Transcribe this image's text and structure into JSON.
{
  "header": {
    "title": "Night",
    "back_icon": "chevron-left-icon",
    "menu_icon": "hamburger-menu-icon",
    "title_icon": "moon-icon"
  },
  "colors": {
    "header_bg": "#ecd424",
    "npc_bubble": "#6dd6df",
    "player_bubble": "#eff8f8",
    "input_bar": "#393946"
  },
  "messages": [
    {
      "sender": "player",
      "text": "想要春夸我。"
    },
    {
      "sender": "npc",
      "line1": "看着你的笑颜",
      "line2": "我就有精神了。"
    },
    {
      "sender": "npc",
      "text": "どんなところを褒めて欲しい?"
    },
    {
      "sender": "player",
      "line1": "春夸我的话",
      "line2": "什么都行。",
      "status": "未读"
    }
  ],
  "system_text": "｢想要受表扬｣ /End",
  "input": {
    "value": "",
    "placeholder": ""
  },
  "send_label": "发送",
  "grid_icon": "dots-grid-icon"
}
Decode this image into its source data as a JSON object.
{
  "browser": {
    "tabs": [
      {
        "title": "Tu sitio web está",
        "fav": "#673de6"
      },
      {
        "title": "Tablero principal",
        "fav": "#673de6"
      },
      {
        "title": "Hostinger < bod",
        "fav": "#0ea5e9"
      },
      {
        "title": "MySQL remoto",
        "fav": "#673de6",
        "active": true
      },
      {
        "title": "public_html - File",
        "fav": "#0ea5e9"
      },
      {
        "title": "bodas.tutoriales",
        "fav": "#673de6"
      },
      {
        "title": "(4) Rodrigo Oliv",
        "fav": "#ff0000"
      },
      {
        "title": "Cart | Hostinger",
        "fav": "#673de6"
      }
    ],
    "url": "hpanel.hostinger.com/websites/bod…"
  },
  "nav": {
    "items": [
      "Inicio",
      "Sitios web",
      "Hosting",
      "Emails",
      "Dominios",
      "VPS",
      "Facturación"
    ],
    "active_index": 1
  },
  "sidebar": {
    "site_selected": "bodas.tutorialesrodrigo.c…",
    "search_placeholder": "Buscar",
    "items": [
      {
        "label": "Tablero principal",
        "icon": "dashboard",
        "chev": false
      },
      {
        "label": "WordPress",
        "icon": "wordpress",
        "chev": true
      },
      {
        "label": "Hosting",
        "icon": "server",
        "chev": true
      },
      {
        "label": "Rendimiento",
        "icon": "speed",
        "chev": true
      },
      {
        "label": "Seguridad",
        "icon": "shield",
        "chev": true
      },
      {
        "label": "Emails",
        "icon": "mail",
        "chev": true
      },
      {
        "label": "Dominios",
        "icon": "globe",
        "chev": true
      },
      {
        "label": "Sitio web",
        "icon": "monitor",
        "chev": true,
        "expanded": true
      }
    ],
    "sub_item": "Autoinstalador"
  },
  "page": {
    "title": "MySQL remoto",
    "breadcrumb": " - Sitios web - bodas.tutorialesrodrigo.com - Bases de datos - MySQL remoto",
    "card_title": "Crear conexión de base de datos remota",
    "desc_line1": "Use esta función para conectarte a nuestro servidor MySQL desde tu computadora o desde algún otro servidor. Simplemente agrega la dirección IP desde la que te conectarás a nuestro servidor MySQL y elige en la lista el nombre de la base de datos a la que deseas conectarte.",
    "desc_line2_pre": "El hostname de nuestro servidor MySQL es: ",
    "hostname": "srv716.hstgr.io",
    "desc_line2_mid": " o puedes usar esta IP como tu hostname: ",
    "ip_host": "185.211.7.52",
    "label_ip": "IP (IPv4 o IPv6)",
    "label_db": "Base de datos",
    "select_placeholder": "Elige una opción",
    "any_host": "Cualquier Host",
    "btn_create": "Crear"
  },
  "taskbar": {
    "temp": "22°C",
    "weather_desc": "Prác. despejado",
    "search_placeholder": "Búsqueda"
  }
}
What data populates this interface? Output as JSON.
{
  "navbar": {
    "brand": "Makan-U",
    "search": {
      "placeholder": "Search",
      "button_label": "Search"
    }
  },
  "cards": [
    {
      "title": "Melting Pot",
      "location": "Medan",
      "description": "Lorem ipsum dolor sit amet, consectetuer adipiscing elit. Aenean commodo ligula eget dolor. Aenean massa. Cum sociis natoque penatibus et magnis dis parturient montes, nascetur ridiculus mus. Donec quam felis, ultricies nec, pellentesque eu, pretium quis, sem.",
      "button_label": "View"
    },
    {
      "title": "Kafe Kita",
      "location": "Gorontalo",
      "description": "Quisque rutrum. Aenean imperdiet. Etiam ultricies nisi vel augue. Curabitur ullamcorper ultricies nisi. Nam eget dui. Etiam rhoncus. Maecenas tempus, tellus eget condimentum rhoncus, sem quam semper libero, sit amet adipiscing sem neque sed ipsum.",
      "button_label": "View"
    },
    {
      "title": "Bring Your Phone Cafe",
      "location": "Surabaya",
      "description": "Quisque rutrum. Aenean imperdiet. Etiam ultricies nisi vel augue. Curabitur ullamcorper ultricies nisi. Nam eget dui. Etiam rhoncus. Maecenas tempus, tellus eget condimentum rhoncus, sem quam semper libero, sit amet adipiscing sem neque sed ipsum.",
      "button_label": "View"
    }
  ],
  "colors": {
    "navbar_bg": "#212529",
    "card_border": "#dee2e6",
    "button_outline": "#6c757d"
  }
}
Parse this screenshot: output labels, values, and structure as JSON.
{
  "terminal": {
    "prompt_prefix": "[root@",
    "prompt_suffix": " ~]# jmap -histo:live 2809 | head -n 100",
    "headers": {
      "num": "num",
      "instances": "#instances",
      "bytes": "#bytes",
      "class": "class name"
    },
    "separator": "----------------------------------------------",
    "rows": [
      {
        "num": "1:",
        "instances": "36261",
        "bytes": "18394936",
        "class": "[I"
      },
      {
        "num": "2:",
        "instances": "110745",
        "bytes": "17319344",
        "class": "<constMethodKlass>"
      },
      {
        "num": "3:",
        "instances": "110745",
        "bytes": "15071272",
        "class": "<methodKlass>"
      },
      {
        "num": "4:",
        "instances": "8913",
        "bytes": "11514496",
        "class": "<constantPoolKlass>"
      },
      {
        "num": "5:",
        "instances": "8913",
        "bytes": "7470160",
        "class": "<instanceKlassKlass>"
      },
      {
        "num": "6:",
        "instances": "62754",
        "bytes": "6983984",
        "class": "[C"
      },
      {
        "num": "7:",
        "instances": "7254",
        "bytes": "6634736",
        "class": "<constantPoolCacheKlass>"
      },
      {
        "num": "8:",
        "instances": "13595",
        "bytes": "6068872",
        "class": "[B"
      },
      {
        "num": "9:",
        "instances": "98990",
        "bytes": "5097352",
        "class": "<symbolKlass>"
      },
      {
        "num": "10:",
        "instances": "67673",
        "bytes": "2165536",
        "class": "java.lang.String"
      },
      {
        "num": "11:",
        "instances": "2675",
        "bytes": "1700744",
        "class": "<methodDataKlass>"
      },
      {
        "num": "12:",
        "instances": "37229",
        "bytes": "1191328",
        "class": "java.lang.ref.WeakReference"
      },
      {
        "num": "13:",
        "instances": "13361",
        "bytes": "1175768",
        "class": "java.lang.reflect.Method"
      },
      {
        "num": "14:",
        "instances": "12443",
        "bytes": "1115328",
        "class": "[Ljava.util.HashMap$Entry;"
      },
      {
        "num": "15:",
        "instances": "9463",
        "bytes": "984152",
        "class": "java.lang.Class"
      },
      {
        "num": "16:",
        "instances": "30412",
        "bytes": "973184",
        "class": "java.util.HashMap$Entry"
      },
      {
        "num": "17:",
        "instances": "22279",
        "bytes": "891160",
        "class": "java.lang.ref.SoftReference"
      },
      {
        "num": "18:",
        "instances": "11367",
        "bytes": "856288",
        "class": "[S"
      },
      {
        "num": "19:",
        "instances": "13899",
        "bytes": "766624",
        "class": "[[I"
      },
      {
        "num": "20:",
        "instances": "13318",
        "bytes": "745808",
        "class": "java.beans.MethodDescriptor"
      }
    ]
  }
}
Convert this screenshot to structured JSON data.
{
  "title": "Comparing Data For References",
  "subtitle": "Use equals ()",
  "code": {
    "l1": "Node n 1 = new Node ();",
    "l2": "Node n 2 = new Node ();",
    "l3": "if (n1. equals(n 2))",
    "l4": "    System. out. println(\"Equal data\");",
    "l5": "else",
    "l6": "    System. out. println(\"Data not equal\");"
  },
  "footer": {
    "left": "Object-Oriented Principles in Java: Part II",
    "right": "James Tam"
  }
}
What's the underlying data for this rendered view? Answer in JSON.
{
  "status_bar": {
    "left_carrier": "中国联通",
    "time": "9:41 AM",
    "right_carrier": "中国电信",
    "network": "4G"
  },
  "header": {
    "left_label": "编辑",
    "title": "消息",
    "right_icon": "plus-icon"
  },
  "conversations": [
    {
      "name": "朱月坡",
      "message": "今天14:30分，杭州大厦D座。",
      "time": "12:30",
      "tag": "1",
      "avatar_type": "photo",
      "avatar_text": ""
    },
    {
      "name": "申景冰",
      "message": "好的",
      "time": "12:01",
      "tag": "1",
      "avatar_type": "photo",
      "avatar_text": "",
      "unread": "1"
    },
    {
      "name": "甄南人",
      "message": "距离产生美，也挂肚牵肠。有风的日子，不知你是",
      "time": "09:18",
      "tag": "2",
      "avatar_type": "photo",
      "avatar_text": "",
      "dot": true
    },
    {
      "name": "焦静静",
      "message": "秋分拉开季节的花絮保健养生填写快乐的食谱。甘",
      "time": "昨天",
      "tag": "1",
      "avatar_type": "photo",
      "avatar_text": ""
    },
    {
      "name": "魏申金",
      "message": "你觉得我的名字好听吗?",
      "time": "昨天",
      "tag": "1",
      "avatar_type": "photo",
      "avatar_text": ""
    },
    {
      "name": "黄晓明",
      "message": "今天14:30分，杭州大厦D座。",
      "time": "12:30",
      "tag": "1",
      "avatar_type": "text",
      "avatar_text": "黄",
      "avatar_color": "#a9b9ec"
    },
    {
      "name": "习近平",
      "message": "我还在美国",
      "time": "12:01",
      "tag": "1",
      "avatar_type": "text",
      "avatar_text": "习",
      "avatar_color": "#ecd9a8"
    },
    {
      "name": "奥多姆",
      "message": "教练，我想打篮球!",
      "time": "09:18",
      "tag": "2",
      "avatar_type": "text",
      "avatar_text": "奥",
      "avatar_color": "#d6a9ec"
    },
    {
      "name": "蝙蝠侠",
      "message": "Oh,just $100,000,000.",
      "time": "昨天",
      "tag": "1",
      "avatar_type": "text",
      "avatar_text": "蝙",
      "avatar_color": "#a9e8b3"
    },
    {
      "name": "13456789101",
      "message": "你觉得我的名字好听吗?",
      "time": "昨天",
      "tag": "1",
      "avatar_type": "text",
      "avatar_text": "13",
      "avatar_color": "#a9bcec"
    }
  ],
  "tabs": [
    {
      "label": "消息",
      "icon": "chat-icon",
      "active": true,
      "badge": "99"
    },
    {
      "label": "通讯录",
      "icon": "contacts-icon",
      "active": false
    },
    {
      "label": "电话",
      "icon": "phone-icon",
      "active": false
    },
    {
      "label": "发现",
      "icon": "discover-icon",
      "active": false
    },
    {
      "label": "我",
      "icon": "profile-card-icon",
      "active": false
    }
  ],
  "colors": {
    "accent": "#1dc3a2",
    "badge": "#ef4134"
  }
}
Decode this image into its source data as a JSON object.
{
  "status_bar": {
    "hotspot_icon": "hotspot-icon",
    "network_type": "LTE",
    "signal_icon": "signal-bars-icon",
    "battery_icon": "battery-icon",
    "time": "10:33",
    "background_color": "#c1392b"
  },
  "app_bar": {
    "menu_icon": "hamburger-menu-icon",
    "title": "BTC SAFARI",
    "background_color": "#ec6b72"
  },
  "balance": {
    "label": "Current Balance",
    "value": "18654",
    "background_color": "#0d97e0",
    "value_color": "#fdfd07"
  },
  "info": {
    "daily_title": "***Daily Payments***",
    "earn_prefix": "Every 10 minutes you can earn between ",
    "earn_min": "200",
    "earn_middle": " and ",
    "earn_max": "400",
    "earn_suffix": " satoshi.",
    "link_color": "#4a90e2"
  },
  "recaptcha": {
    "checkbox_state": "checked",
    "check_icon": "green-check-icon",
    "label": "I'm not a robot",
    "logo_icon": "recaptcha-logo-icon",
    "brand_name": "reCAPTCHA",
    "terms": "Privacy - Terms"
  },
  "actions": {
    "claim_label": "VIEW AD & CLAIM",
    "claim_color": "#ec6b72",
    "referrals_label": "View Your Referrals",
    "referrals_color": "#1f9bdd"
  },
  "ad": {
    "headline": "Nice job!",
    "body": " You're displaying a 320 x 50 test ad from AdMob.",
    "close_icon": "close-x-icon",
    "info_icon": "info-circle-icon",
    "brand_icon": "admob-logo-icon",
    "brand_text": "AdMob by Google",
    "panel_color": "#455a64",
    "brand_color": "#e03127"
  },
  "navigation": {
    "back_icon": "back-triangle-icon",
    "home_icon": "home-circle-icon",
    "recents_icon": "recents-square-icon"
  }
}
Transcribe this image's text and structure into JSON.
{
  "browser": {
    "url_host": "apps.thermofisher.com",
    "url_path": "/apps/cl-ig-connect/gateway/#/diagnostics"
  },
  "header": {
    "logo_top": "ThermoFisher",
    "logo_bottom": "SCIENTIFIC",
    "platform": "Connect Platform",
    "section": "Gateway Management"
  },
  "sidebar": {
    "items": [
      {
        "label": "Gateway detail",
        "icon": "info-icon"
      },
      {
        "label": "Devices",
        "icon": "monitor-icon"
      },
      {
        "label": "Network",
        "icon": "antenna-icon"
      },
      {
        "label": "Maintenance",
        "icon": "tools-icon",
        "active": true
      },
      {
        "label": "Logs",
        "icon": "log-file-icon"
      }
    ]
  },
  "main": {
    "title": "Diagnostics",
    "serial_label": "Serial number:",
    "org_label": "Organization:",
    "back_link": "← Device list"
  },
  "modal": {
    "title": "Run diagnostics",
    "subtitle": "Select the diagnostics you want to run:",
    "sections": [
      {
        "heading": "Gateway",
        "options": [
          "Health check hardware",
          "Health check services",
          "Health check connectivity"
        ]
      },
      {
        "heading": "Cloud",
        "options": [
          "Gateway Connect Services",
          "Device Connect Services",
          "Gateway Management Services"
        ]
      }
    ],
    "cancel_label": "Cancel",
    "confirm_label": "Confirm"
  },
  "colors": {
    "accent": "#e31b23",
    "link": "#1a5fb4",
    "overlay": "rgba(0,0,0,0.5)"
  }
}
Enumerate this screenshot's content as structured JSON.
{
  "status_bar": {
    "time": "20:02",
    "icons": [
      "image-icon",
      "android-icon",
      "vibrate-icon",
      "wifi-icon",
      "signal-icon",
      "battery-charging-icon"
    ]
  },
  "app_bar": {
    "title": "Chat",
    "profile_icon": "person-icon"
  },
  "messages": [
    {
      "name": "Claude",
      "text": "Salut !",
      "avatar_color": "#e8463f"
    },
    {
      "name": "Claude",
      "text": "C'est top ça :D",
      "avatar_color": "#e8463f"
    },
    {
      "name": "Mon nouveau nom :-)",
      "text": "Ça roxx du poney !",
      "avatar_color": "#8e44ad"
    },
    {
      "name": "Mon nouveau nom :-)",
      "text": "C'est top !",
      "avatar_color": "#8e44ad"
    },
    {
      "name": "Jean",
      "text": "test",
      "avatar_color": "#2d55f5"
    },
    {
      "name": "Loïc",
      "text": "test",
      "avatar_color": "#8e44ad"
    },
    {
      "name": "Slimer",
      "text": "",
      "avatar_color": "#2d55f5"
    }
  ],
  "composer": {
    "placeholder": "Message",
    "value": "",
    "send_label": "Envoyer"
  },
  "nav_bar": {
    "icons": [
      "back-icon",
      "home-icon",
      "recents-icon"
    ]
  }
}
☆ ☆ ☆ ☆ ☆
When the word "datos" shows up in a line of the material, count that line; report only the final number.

Written answer:
4